## TRY IT
Repeat the data exactly as given below, dropping every picture.

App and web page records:
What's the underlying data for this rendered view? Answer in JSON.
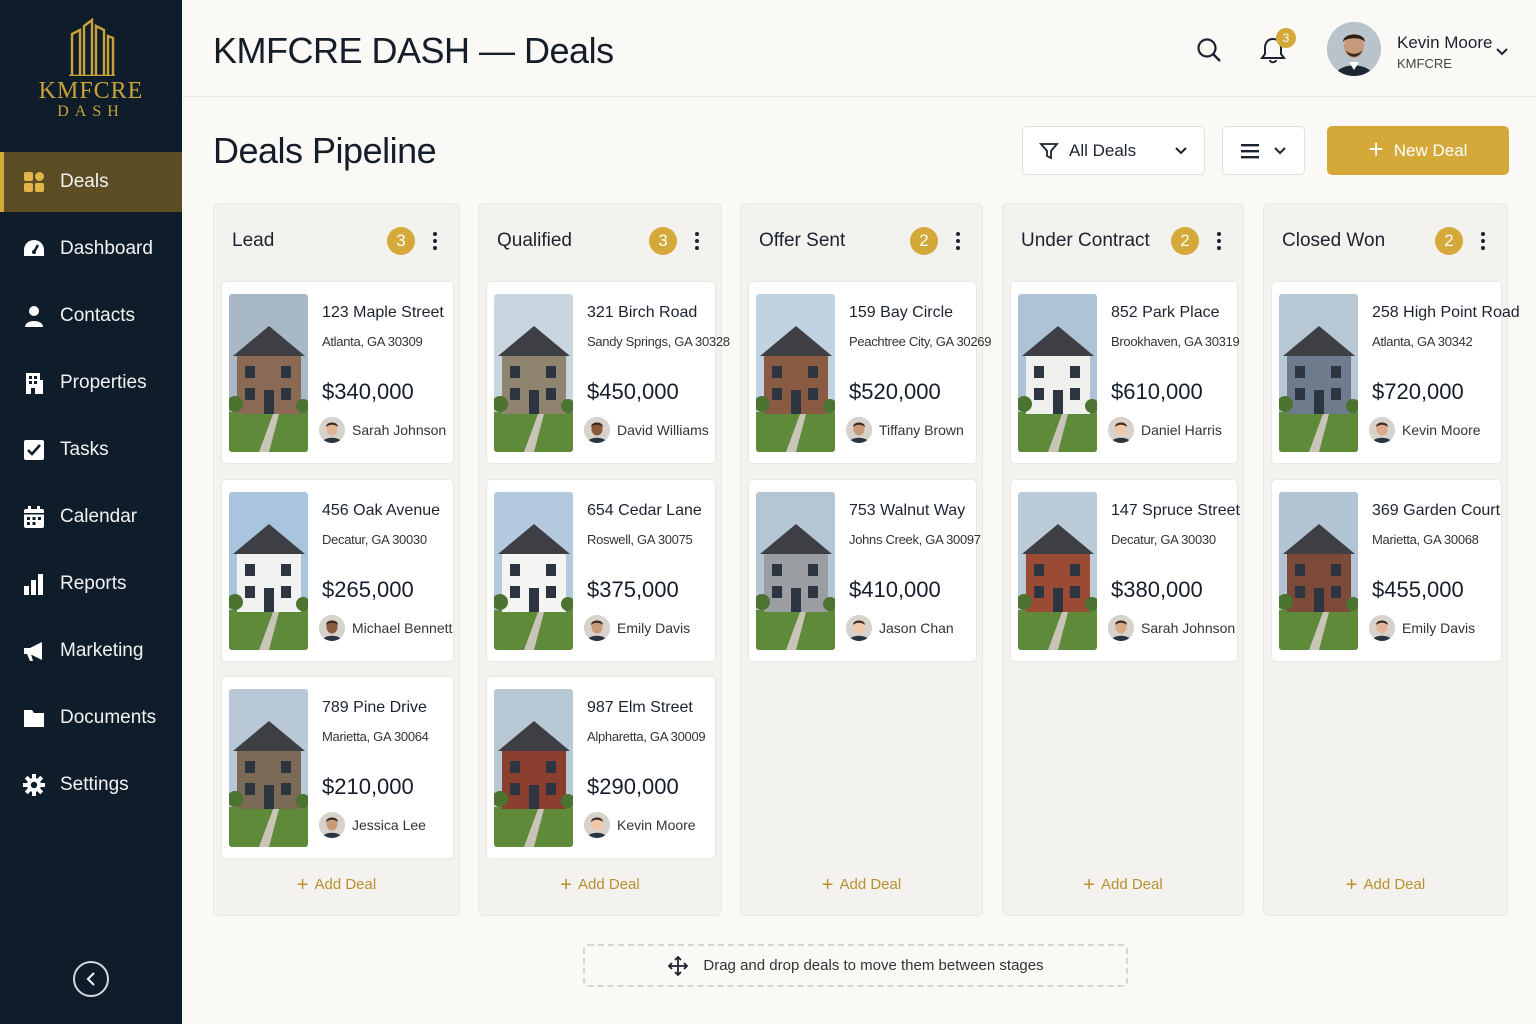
{
  "brand": {
    "line1": "KMFCRE",
    "line2": "DASH"
  },
  "nav": [
    {
      "label": "Deals",
      "icon": "deals-grid-icon",
      "active": true
    },
    {
      "label": "Dashboard",
      "icon": "dashboard-gauge-icon",
      "active": false
    },
    {
      "label": "Contacts",
      "icon": "person-icon",
      "active": false
    },
    {
      "label": "Properties",
      "icon": "building-icon",
      "active": false
    },
    {
      "label": "Tasks",
      "icon": "checkbox-icon",
      "active": false
    },
    {
      "label": "Calendar",
      "icon": "calendar-icon",
      "active": false
    },
    {
      "label": "Reports",
      "icon": "bar-chart-icon",
      "active": false
    },
    {
      "label": "Marketing",
      "icon": "megaphone-icon",
      "active": false
    },
    {
      "label": "Documents",
      "icon": "folder-icon",
      "active": false
    },
    {
      "label": "Settings",
      "icon": "gear-icon",
      "active": false
    }
  ],
  "header": {
    "title": "KMFCRE DASH — Deals",
    "notifications": "3",
    "user": {
      "name": "Kevin Moore",
      "org": "KMFCRE"
    }
  },
  "page": {
    "title": "Deals Pipeline",
    "filter_label": "All Deals",
    "new_deal_label": "New Deal",
    "add_deal_label": "Add Deal",
    "hint": "Drag and drop deals to move them between stages"
  },
  "colors": {
    "accent": "#d4a93a",
    "sidebar": "#0f1d2b",
    "active_nav": "#5c4d25"
  },
  "columns": [
    {
      "title": "Lead",
      "count": "3",
      "deals": [
        {
          "street": "123 Maple Street",
          "city": "Atlanta, GA 30309",
          "price": "$340,000",
          "agent": "Sarah Johnson"
        },
        {
          "street": "456 Oak Avenue",
          "city": "Decatur, GA 30030",
          "price": "$265,000",
          "agent": "Michael Bennett"
        },
        {
          "street": "789 Pine Drive",
          "city": "Marietta, GA 30064",
          "price": "$210,000",
          "agent": "Jessica Lee"
        }
      ]
    },
    {
      "title": "Qualified",
      "count": "3",
      "deals": [
        {
          "street": "321 Birch Road",
          "city": "Sandy Springs, GA 30328",
          "price": "$450,000",
          "agent": "David Williams"
        },
        {
          "street": "654 Cedar Lane",
          "city": "Roswell, GA 30075",
          "price": "$375,000",
          "agent": "Emily Davis"
        },
        {
          "street": "987 Elm Street",
          "city": "Alpharetta, GA 30009",
          "price": "$290,000",
          "agent": "Kevin Moore"
        }
      ]
    },
    {
      "title": "Offer Sent",
      "count": "2",
      "deals": [
        {
          "street": "159 Bay Circle",
          "city": "Peachtree City, GA 30269",
          "price": "$520,000",
          "agent": "Tiffany Brown"
        },
        {
          "street": "753 Walnut Way",
          "city": "Johns Creek, GA 30097",
          "price": "$410,000",
          "agent": "Jason Chan"
        }
      ]
    },
    {
      "title": "Under Contract",
      "count": "2",
      "deals": [
        {
          "street": "852 Park Place",
          "city": "Brookhaven, GA 30319",
          "price": "$610,000",
          "agent": "Daniel Harris"
        },
        {
          "street": "147 Spruce Street",
          "city": "Decatur, GA 30030",
          "price": "$380,000",
          "agent": "Sarah Johnson"
        }
      ]
    },
    {
      "title": "Closed Won",
      "count": "2",
      "deals": [
        {
          "street": "258 High Point Road",
          "city": "Atlanta, GA 30342",
          "price": "$720,000",
          "agent": "Kevin Moore"
        },
        {
          "street": "369 Garden Court",
          "city": "Marietta, GA 30068",
          "price": "$455,000",
          "agent": "Emily Davis"
        }
      ]
    }
  ]
}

## OUTPUT OF THE TASK
What's the underlying data for this rendered view? Answer in JSON.
{
  "brand": {
    "line1": "KMFCRE",
    "line2": "DASH"
  },
  "nav": [
    {
      "label": "Deals",
      "icon": "deals-grid-icon",
      "active": true
    },
    {
      "label": "Dashboard",
      "icon": "dashboard-gauge-icon",
      "active": false
    },
    {
      "label": "Contacts",
      "icon": "person-icon",
      "active": false
    },
    {
      "label": "Properties",
      "icon": "building-icon",
      "active": false
    },
    {
      "label": "Tasks",
      "icon": "checkbox-icon",
      "active": false
    },
    {
      "label": "Calendar",
      "icon": "calendar-icon",
      "active": false
    },
    {
      "label": "Reports",
      "icon": "bar-chart-icon",
      "active": false
    },
    {
      "label": "Marketing",
      "icon": "megaphone-icon",
      "active": false
    },
    {
      "label": "Documents",
      "icon": "folder-icon",
      "active": false
    },
    {
      "label": "Settings",
      "icon": "gear-icon",
      "active": false
    }
  ],
  "header": {
    "title": "KMFCRE DASH — Deals",
    "notifications": "3",
    "user": {
      "name": "Kevin Moore",
      "org": "KMFCRE"
    }
  },
  "page": {
    "title": "Deals Pipeline",
    "filter_label": "All Deals",
    "new_deal_label": "New Deal",
    "add_deal_label": "Add Deal",
    "hint": "Drag and drop deals to move them between stages"
  },
  "colors": {
    "accent": "#d4a93a",
    "sidebar": "#0f1d2b",
    "active_nav": "#5c4d25"
  },
  "columns": [
    {
      "title": "Lead",
      "count": "3",
      "deals": [
        {
          "street": "123 Maple Street",
          "city": "Atlanta, GA 30309",
          "price": "$340,000",
          "agent": "Sarah Johnson"
        },
        {
          "street": "456 Oak Avenue",
          "city": "Decatur, GA 30030",
          "price": "$265,000",
          "agent": "Michael Bennett"
        },
        {
          "street": "789 Pine Drive",
          "city": "Marietta, GA 30064",
          "price": "$210,000",
          "agent": "Jessica Lee"
        }
      ]
    },
    {
      "title": "Qualified",
      "count": "3",
      "deals": [
        {
          "street": "321 Birch Road",
          "city": "Sandy Springs, GA 30328",
          "price": "$450,000",
          "agent": "David Williams"
        },
        {
          "street": "654 Cedar Lane",
          "city": "Roswell, GA 30075",
          "price": "$375,000",
          "agent": "Emily Davis"
        },
        {
          "street": "987 Elm Street",
          "city": "Alpharetta, GA 30009",
          "price": "$290,000",
          "agent": "Kevin Moore"
        }
      ]
    },
    {
      "title": "Offer Sent",
      "count": "2",
      "deals": [
        {
          "street": "159 Bay Circle",
          "city": "Peachtree City, GA 30269",
          "price": "$520,000",
          "agent": "Tiffany Brown"
        },
        {
          "street": "753 Walnut Way",
          "city": "Johns Creek, GA 30097",
          "price": "$410,000",
          "agent": "Jason Chan"
        }
      ]
    },
    {
      "title": "Under Contract",
      "count": "2",
      "deals": [
        {
          "street": "852 Park Place",
          "city": "Brookhaven, GA 30319",
          "price": "$610,000",
          "agent": "Daniel Harris"
        },
        {
          "street": "147 Spruce Street",
          "city": "Decatur, GA 30030",
          "price": "$380,000",
          "agent": "Sarah Johnson"
        }
      ]
    },
    {
      "title": "Closed Won",
      "count": "2",
      "deals": [
        {
          "street": "258 High Point Road",
          "city": "Atlanta, GA 30342",
          "price": "$720,000",
          "agent": "Kevin Moore"
        },
        {
          "street": "369 Garden Court",
          "city": "Marietta, GA 30068",
          "price": "$455,000",
          "agent": "Emily Davis"
        }
      ]
    }
  ]
}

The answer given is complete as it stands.